To be honest, it was a very scary moment for me. For multiple scholarships, I had to wait for several months to hear back from the schools and funding bodies. On some days, I questioned if I had wasted effort on the process because I did not know what to expect. It could have been rejections or offers. However, I realized that I needed to look forward and take the next steps in my life just in case my funding did not come through. Around that time, I decided to consider job applications but did not push through with them. Eventually, I continued researching more scholarship opportunities and kept applying for them. I wanted to go to school and rejection was not an option for me.
Wow. You had no plans to give up. Did you have strong support systems?
Oh yes, I had support systems. And I am grateful for them.
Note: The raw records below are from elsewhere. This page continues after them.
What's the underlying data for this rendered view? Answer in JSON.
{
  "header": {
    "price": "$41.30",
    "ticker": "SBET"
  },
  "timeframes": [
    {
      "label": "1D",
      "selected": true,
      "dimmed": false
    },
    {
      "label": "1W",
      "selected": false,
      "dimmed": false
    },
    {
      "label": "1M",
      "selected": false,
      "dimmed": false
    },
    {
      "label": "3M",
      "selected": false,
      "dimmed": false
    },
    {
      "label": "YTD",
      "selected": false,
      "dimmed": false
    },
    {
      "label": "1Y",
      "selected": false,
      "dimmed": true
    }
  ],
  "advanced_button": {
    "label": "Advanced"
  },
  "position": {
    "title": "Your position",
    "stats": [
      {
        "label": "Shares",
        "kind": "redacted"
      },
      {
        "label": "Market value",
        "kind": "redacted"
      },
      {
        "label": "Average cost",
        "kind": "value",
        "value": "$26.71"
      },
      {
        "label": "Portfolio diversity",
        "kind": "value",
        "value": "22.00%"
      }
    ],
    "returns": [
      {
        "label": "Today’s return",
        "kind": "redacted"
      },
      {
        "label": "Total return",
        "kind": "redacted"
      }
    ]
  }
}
My family, of course, my twin sister, Nseobong from GetIn (the person interviewing me now), haha.
LOL! It feels like a full-circle moment. I recall how invested you were in the MasterCard application process. I am really glad all your effort paid off!
Thank you so much.
Can you tell us about the moment you won the MasterCard Foundation Scholarship? How was that moment for you? I am sure you must have received multiple offers already. Were you still thrilled?
To be honest, I was actually sleeping when the offer came in. I had set my alarm for 4:30 am to prepare for work. And because I was working on applications, the first thing I always did upon waking from sleep was to check for any new emails or updates on my applications. That morning, I woke up before my alarm and decided to check my email. Lo and behold, the first thing I saw was "Congratulations!". I jumped up from my bed and ran to my parent's room screaming! My mum was so scared and thought something was wrong. Lmao. Everyone was so excited about hearing the good news.
That must have been surreal. I can't imagine how proud your family must have felt. I mean, you won a full-ride to the University of California, Berkeley.
Yes, it was such an exciting moment for everyone.
How did you navigate applying within your work environment? We hear about stories of bosses who become toxic when they find out that their employees are applying to graduate school.
Oh, my employer already knew I was applying.
Ehn? Wahalla oh! Was that not a problem?
Not at all. My firm was very supportive. My boss would regularly send me a list of schools and scholarship opportunities to apply to. He even helped out with my recommendations and encouraged me every step of the way. I am glad to have gotten the support I needed every step of the way.
That's amazing! Speaking of recommendations, a ton of students struggle with securing referees for their applications. Many students complain of having to speak with lecturers with whom they have no relationship or lectures even failing to submit their recommendations before their deadlines. How did you navigate that?
To be honest, because of my academic track record, my lecturers already knew me. However, way before I started my applications, I reached out to my referees and discussed my plans with them. I ensured I communicated what was expected from them based on what was taught in the Graduate School Application Bootcamp and gave them ample time to draft their recommendations. Thankfully, my referees all submitted in good time. I understand how distressing it may be to prepare a competitive application but miss out on an opportunity just because of a late or weak reference submission. No one should have to go through that.